9.  Finally, I used a very powerful Nik program that should only be used selectively – the Nik Color Efex 4 Detail Extractor.  This program brings out details in a way that I could never do using the traditional Photoshop or Lightroom tools.  If applied to an entire image, it would  ruin most images.  However, Nik has several tools that permit you to apply adjustments to only certain areas of an image and in any strength that you want to.  In this case, I used the Detail Extractor around the rock, sand and pools of water in the foreground. on the thin veneer of water on the beach on the leading edge of the waves ,  and  on the white foam of the waves on the left and right of the image.









capture second imagenewsletter 4


This is an image of the same Bandon sunset  taken from the same vantage point as the first image but with a longer lens – a 70-200 mm lens.  You can actually see the area that is the subject of this image as a small part of  the other image.    Although the photos were taken with the same lighting conditions, very different adjustments were necessary.

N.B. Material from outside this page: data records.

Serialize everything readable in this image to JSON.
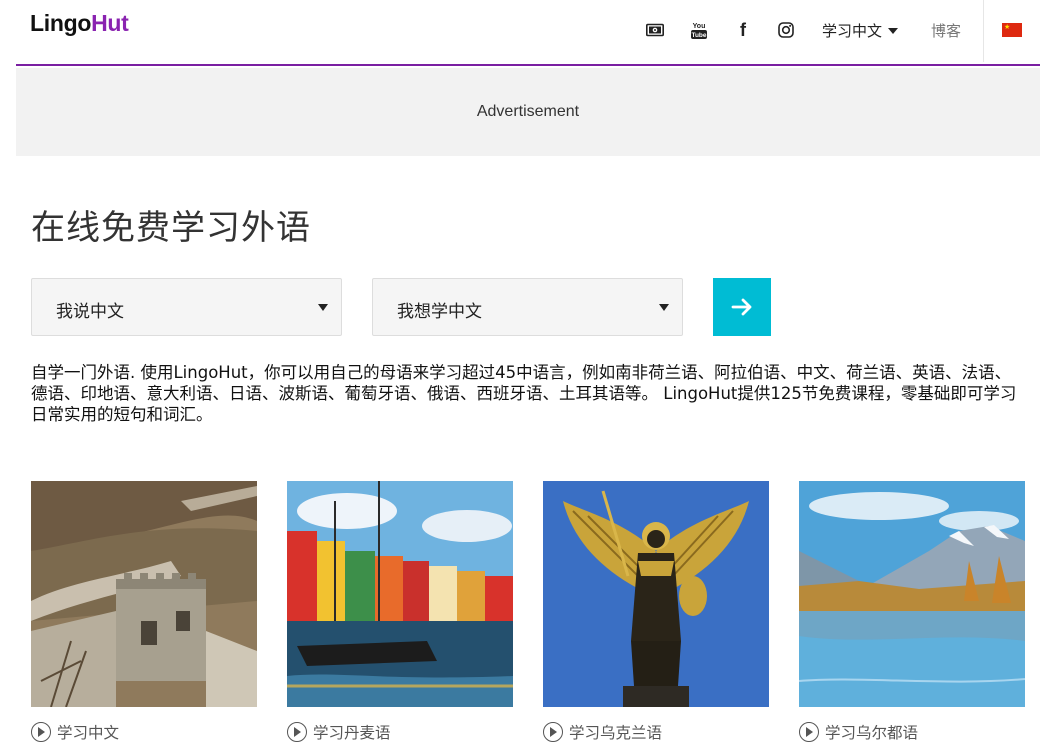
{
  "header": {
    "logo_part1": "Lingo",
    "logo_part2": "Hut",
    "icons": [
      "money-icon",
      "youtube-icon",
      "facebook-icon",
      "instagram-icon"
    ],
    "youtube_text_top": "You",
    "youtube_text_bottom": "Tube",
    "facebook_glyph": "f",
    "language_menu_label": "学习中文",
    "blog_label": "博客",
    "flag": "china-flag-icon"
  },
  "ad": {
    "label": "Advertisement"
  },
  "main": {
    "title": "在线免费学习外语",
    "speak_select": "我说中文",
    "learn_select": "我想学中文",
    "go_button": "arrow-right-icon",
    "description": "自学一门外语. 使用LingoHut，你可以用自己的母语来学习超过45中语言，例如南非荷兰语、阿拉伯语、中文、荷兰语、英语、法语、德语、印地语、意大利语、日语、波斯语、葡萄牙语、俄语、西班牙语、土耳其语等。 LingoHut提供125节免费课程，零基础即可学习日常实用的短句和词汇。"
  },
  "cards": [
    {
      "label": "学习中文"
    },
    {
      "label": "学习丹麦语"
    },
    {
      "label": "学习乌克兰语"
    },
    {
      "label": "学习乌尔都语"
    }
  ],
  "colors": {
    "brand_purple": "#8a23b0",
    "accent_cyan": "#00bcd4",
    "header_rule": "#7a1fa2"
  }
}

1.  Composition.  This image just required a small crop at the top of the image to cut out the strip of light sky that would have been distracting in the final image.  Since I did not use a tripod on this image, the horizon was not perfectly horizontal and that needed some adjustment also.

2.  White balance.  One of the major difficulties of this image was white balance.  The water needed to look white with just the right amount of reflection of the colors of the setting sun.  Instead, it was overly magenta.

3.  Exposure.  The previous image needed to have the shadows lightened, but in this image that adjustment would not work since the rocks needed to remain dark.  In this image the use of the clarity adjustment tool in Lightroom was very useful in bringing out some of  the details of the water.  In the previous image, the highlights had to be brought down so the sun would not be overexposed.  In this image, the highlights had to be brought up to bring out the whites of the water.

4.   Noise.  Since this camera was handheld in low light and with a long lens, it was necessary to crank up the sensitivity of the camera to light.  This is the ISO setting on your camera.  New cameras have remarkably high ISO capability and can capture images in near darkness.  The problem is that the higher the ISO, the more “noise” that is generated.  This image had quite a bit of noise and it was necessary to decrease that amount by using the Lightroom noise reduction adjustment slider.  Care should be taken not to reduce the sharpness of the image when reducing noise – sometimes a tricky thing to pull off.

4.  In this image, the initial adjustments really did not accomplish much in the way of turning this image into something worth showing.  The image looked like the screenshot on the right.

Capture lightroom image 25.  Nik software was important in making the first set of additional adjustments to this image.  In this case, I used Viveza 2  – which permits selective powerful adjustments to exposure, contrast, structure, and saturation.  That was helpful in pulling up the light highlights of the waves without lightening the dark rocks.

6.  Final adjustments on this image were done in Photoshop which permits an every finer tuning of adjustments using Nik and some other tools.  In this case, the most important tool were the  Detail Entractor and Pro Contrast tools in the Nik Color Efex 4 program.  Both were  applied to the waves only to make them brighter and to reveal the details in those waves.

7.  Finally, this image required more  work on color balance in Photoshop.  For that, I used the Photoshop levels hue/saturation adjustment tool.




The purpose of all of these all of adjustments to these two images was not to make something that did not exist in nature.  To the contrary, my goal was to try to capture the essence of what I saw.  I don’t pretend to duplicate – much less remember – exactly how it looked, and I imagine it looked different even to those who were on the beach with me that night.  But to the question “is that real”, I would say “yes.”.  To the question – often asked to imply that something was creating that did not take place  – “did you Photoshop that” – I would also say “yes:”  Who wants to look at a negative!!